Yoga has never been a primary strength for me. I prefer gentler approaches to caring for the body, like taking long baths, lying in bed, or receiving massage. Sam soon had us doing things I would not have thought possible or advisable. We had to stretch our legs straight out in front of us, and bend forward from the waist. Some of the ladies were kissing their kneecaps in smug flexibility; as hard as I tried, my knees were still a long way from my head.
Next we lay on our backs and raised our legs and feet up toward the ceiling, then raised up the whole torso, so only head and neck remained on the ground. That was bad enough, way beyond my pain threshold. Every tiny space between every vertebra was announcing revolt.
But it did not stop there. It went on and on. We lowered our legs even further behind the head, until the feet were touching the ground. That was the idea, anyway, and it seemed to work out fine for the ladies with rubber spines. My feet dangled in midair, like a disoriented insect. Sam cruised among the urban yogis, murmuring words of encouragement. As she came close, I lowered my feet even further to the floor, in a kamikaze bid for her approval.
“Don’t strain, Matt,” was all she could offer my heroic self-torture.
“Would Hawaii suit you for the honeymoon?” I tried to reply. Too late, she had moved on. “And what about children, I’m really ok to have more.” We could discuss it later. We had the rest of our lives.
We finished with a balancing posture, for which I was truly unprepared. First we stood on our mats, in two long lines, one behind the other.
“Place your feet together, feel your head pulled to the sky as though by a golden thread,” Sam said.
I relished every word, made mental notes to encourage her to write poetry.
“Now, reach back with the left hand and catch your left ankle. Pull your foot up to the buttocks.”
I felt a shiver of excitement as she said that word. I love your buttocks, darling, I rehearsed for Hawaii.
“Stretch your right arm out in front, and lean the head and torso forward.”
Every tiny part of me was now relying on my right ankle to stay upright, and my right ankle was feeling quite unsure of its credentials for the job.
“Now, stretch your left foot and leg out behind you.”
A very trained foot, proudly adorned in a pristine white sock, appeared perfectly still in mid air before me, offered as a challenge from the lady on the next mat up. I was already wobbly before Sam did her tour of the room, but the more desperate I felt to excel at this feat, the more elusive it became. I held out as long as I could, but when it was truly time to abandon hope, raw instinct kicked in. I reached out for the nearest stable object I could find, in hopes of staying upright. I grabbed that still and strong white sock. We went down together.

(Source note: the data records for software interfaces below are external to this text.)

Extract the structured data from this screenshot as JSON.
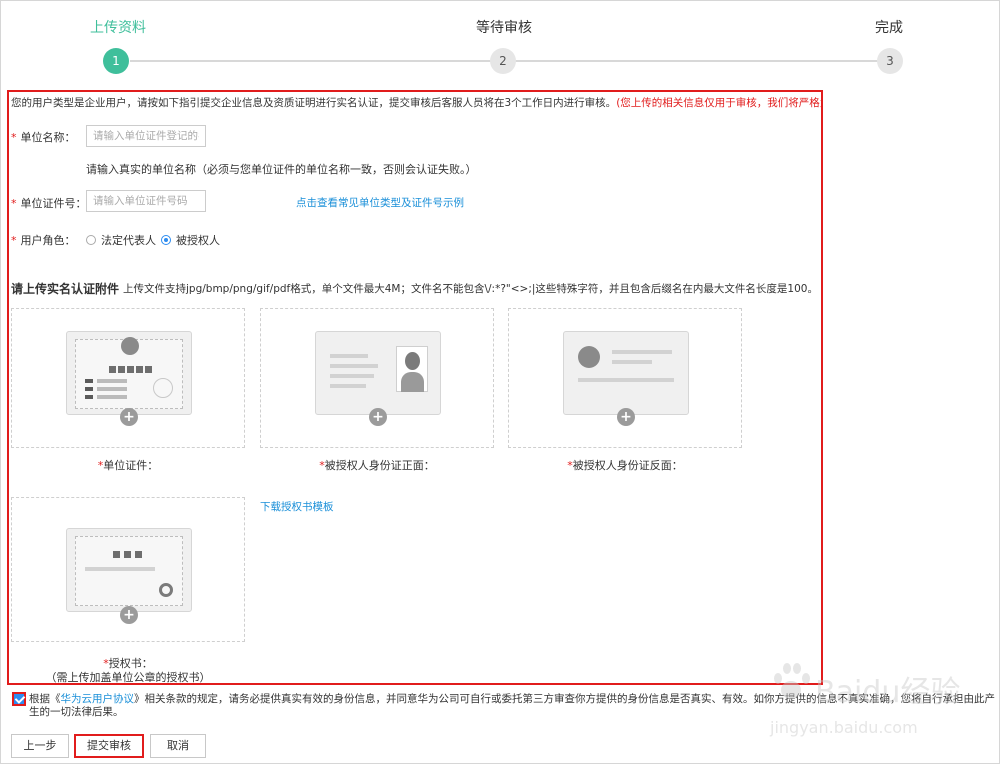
{
  "stepper": {
    "steps": [
      {
        "label": "上传资料",
        "number": "1",
        "active": true
      },
      {
        "label": "等待审核",
        "number": "2",
        "active": false
      },
      {
        "label": "完成",
        "number": "3",
        "active": false
      }
    ]
  },
  "notice": {
    "text": "您的用户类型是企业用户，请按如下指引提交企业信息及资质证明进行实名认证，提交审核后客服人员将在3个工作日内进行审核。",
    "warning": "(您上传的相关信息仅用于审核，我们将严格为您保密"
  },
  "form": {
    "required_mark": "*",
    "org_name": {
      "label": "单位名称：",
      "placeholder": "请输入单位证件登记的名",
      "value": "",
      "hint": "请输入真实的单位名称（必须与您单位证件的单位名称一致，否则会认证失败。）"
    },
    "org_id": {
      "label": "单位证件号：",
      "placeholder": "请输入单位证件号码",
      "value": "",
      "example_link": "点击查看常见单位类型及证件号示例"
    },
    "role": {
      "label": "用户角色：",
      "options": [
        "法定代表人",
        "被授权人"
      ],
      "selected": "被授权人"
    }
  },
  "attachments": {
    "title": "请上传实名认证附件",
    "description": "上传文件支持jpg/bmp/png/gif/pdf格式，单个文件最大4M；文件名不能包含\\/:*?\"<>;|这些特殊字符，并且包含后缀名在内最大文件名长度是100。",
    "uploads": [
      {
        "caption": "单位证件：",
        "icon": "business-license-icon"
      },
      {
        "caption": "被授权人身份证正面：",
        "icon": "id-card-front-icon"
      },
      {
        "caption": "被授权人身份证反面：",
        "icon": "id-card-back-icon"
      },
      {
        "caption": "授权书：",
        "icon": "authorization-letter-icon",
        "note": "（需上传加盖单位公章的授权书）"
      }
    ],
    "template_link": "下载授权书模板",
    "plus_symbol": "+"
  },
  "agreement": {
    "checked": true,
    "prefix": "根据《",
    "link": "华为云用户协议",
    "text": "》相关条款的规定，请务必提供真实有效的身份信息，并同意华为公司可自行或委托第三方审查你方提供的身份信息是否真实、有效。如你方提供",
    "hidden_part": "的信息不真实准确，您将自行承担由此产生",
    "suffix": "的一切法律后果。"
  },
  "buttons": {
    "prev": "上一步",
    "submit": "提交审核",
    "cancel": "取消"
  },
  "watermark": {
    "text1": "Baidu经验",
    "text2": "jingyan.baidu.com"
  },
  "colors": {
    "accent": "#3fbf9b",
    "link": "#1a8fd8",
    "highlight": "#e11c1c",
    "radio": "#2d8cf0"
  }
}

I was disappointed in that lady. With all her yogic practice, the perfect outfit and all, I would have expected greater control of her emotions. Her assumption that I had done it on purpose, and her quite needless aggression to me betrayed her yogic training to be very immature. I made a mental note to have a word with Sam about this, when we were alone later.
“So sorry,” I offered as I helped the lady back up to her feet. “I trained in partner yoga in India, you know. More interaction in those schools.” She was unimpressed, and looked at me as though I were both mad and dangerous. Sam giggled. I winked at her. We would have a good laugh about this later, maybe in bed gazing out at the sunset, sipping white wine. Organic.
Excerpt from Arjuna’s new novel, The Last Laugh.
photo credit: http://www.flickr.com/photos/nickwebb/3968719105/, http://www.nerospinto.it/nero/2013/simboli-nello-yoga-e-nelle-asana-della-tradizione/, http://www.nytimes.com/slideshow/2009/12/17/fashion/20091217-socks-slideshow_4.html?_r=0